The PhD is a degree of distinction not to be conferred in routine fashion after completion of a specific number of courses or after attendance in Graduate School for a given number of years.
The department offers programs leading to the PhD degree in the areas of algebra, analysis, applied mathematics, combinatorics, geometry, mathematical physics, numerical analysis, probability, statistics, and topology. Advanced graduate courses in these areas are typically offered in Seminar: [Topic] (MATH 607). Each student, upon entering the graduate degree program in mathematics, reviews previous studies and objectives with the graduate advising committee. Based on this consultation, conditional admission to the master’s degree program or the pre-PhD program is granted. A student in the pre-PhD program may also be a candidate for the master’s degree.
To be admitted to the pre-PhD program, an entering graduate student must have completed a course of study equivalent to the graduate preparatory bachelor’s degree program described above. Other students are placed in the master’s degree program and may apply for admission to the pre-PhD program following a year of graduate study. Students in the pre-PhD program must take the qualifying examination by the beginning of their third year, during the week before classes begin fall term. It consists of examinations on two basic 600-level graduate course sequences, one each from two of the following three categories:
- analysis and probability
- topology and geometry
Admission to the PhD program is based on the following criteria:
- satisfactory performance on the qualifying examination
- completion of three courses at a level commensurate with study toward a PhD
- satisfactory performance in seminars or other courses taken as a part of the pre-PhD or PhD program.
Students who are not admitted to the PhD program because of unsatisfactory performance on the fall-term qualifying examination may retake the examination at the beginning of winter term.
A student in the PhD program is advanced to candidacy after passing a language examination and the comprehensive examination.

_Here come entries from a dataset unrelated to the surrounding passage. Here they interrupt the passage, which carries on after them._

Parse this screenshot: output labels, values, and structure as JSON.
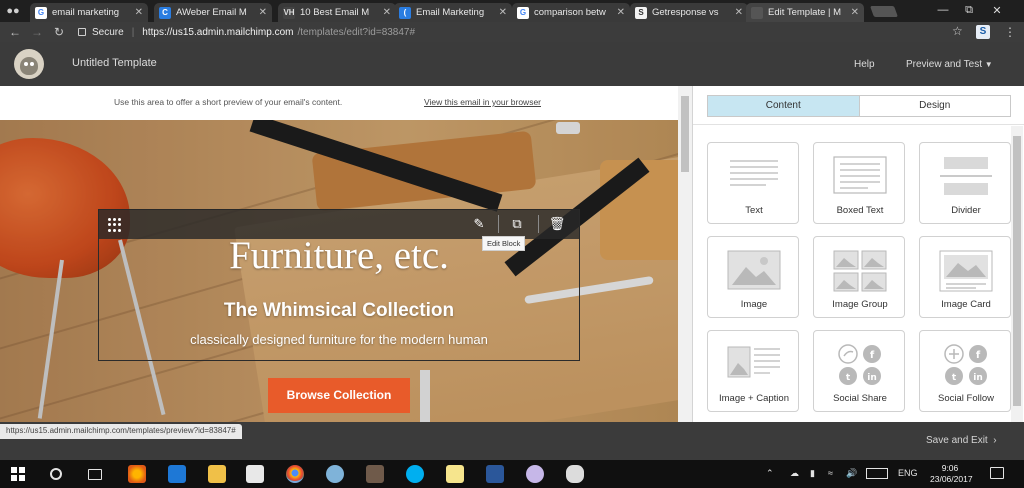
{
  "browser": {
    "tabs": [
      {
        "title": "email marketing",
        "favicon": "google-icon",
        "color": "#ffffff",
        "glyph": "G",
        "glyph_color": "#4285f4"
      },
      {
        "title": "AWeber Email M",
        "favicon": "aweber-icon",
        "color": "#2a7de1",
        "glyph": "C",
        "glyph_color": "#ffffff"
      },
      {
        "title": "10 Best Email M",
        "favicon": "vh-icon",
        "color": "#444444",
        "glyph": "VH",
        "glyph_color": "#dddddd"
      },
      {
        "title": "Email Marketing",
        "favicon": "wordpress-icon",
        "color": "#2a7de1",
        "glyph": "(",
        "glyph_color": "#ffffff"
      },
      {
        "title": "comparison betw",
        "favicon": "google-icon",
        "color": "#ffffff",
        "glyph": "G",
        "glyph_color": "#4285f4"
      },
      {
        "title": "Getresponse vs",
        "favicon": "document-icon",
        "color": "#f2f2f2",
        "glyph": "S",
        "glyph_color": "#333333"
      },
      {
        "title": "Edit Template | M",
        "favicon": "mailchimp-icon",
        "color": "#555555",
        "glyph": "",
        "glyph_color": "#ffffff"
      }
    ],
    "secure_label": "Secure",
    "url_host": "https://us15.admin.mailchimp.com",
    "url_path": "/templates/edit?id=83847#",
    "extension_glyph": "S",
    "status_url": "https://us15.admin.mailchimp.com/templates/preview?id=83847#"
  },
  "mailchimp": {
    "template_title": "Untitled Template",
    "help_label": "Help",
    "preview_label": "Preview and Test",
    "save_exit_label": "Save and Exit"
  },
  "canvas": {
    "preheader_text": "Use this area to offer a short preview of your email's content.",
    "view_in_browser": "View this email in your browser",
    "tooltip": "Edit Block",
    "headline": "Furniture, etc.",
    "subheadline": "The Whimsical Collection",
    "tagline": "classically designed furniture for the modern human",
    "button_label": "Browse Collection"
  },
  "panel": {
    "tabs": [
      {
        "label": "Content",
        "active": true
      },
      {
        "label": "Design",
        "active": false
      }
    ],
    "blocks": [
      {
        "label": "Text",
        "icon": "text-block-icon"
      },
      {
        "label": "Boxed Text",
        "icon": "boxed-text-block-icon"
      },
      {
        "label": "Divider",
        "icon": "divider-block-icon"
      },
      {
        "label": "Image",
        "icon": "image-block-icon"
      },
      {
        "label": "Image Group",
        "icon": "image-group-block-icon"
      },
      {
        "label": "Image Card",
        "icon": "image-card-block-icon"
      },
      {
        "label": "Image + Caption",
        "icon": "image-caption-block-icon"
      },
      {
        "label": "Social Share",
        "icon": "social-share-block-icon"
      },
      {
        "label": "Social Follow",
        "icon": "social-follow-block-icon"
      }
    ]
  },
  "taskbar": {
    "language": "ENG",
    "time": "9:06",
    "date": "23/06/2017"
  },
  "colors": {
    "accent_orange": "#e85b2a",
    "content_tab_active": "#c7e6f2",
    "header_dark": "#3b3b3b"
  }
}
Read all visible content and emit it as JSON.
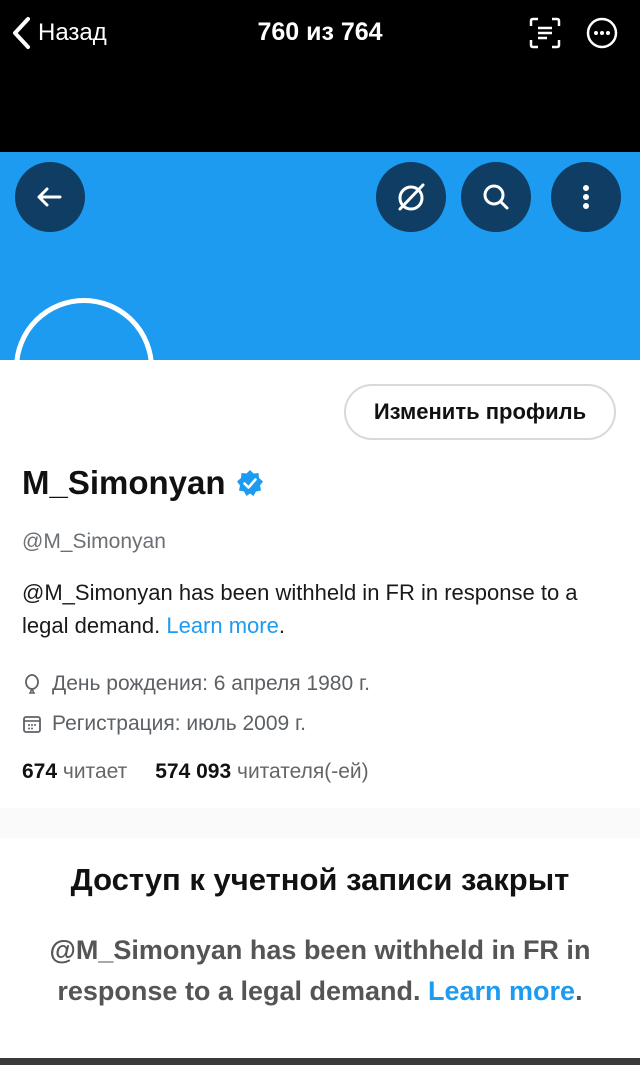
{
  "viewer": {
    "back_label": "Назад",
    "counter": "760 из 764"
  },
  "profile": {
    "edit_button": "Изменить профиль",
    "name": "M_Simonyan",
    "handle": "@M_Simonyan",
    "bio_text": "@M_Simonyan has been withheld in FR in response to a legal demand.",
    "bio_link": "Learn more",
    "bio_period": ".",
    "birthday": "День рождения: 6 апреля 1980 г.",
    "joined": "Регистрация: июль 2009 г.",
    "following_count": "674",
    "following_label": "читает",
    "followers_count": "574 093",
    "followers_label": "читателя(-ей)"
  },
  "withheld": {
    "title": "Доступ к учетной записи закрыт",
    "text": "@M_Simonyan has been withheld in FR in response to a legal demand.",
    "link": "Learn more",
    "period": "."
  },
  "colors": {
    "banner": "#1d9bf0",
    "link": "#1d9bf0",
    "circle_button": "#0f3d63"
  }
}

To complete the requirements for the PhD, candidates must submit a dissertation, have it read and approved by a dissertation committee, and defend it orally in a formal public meeting.
The department expects PhD candidates to be able to read mathematical material in a second language selected from French, German, and Russian. Other languages are acceptable in certain fields. To fulfill the language requirement, the student must meet with a faculty member—a doctoral advisor or a member of the PhD committee—to obtain advice for a suitable paper or book. The paper or book should be written in French, German, or Russian and have mathematical material beneficial to the student’s area of study. After reading, translating, and understanding the material, the student meets with the faculty member again. The faculty member determines whether the student understands the material. If satisfied, the faculty member deems the requirement met and the decision is added in writing to the student’s record.
This oral examination emphasizes the basic material in the student’s general area of interest. A student is expected to take this examination by the end of the second academic year in the PhD program. To be eligible to take this examination, a student must have completed the language examination and nearly all the course work needed for the PhD.
PhD candidates in mathematics must submit a dissertation containing substantial original work in mathematics. Requirements for final defense of the dissertation are those of the Graduate School.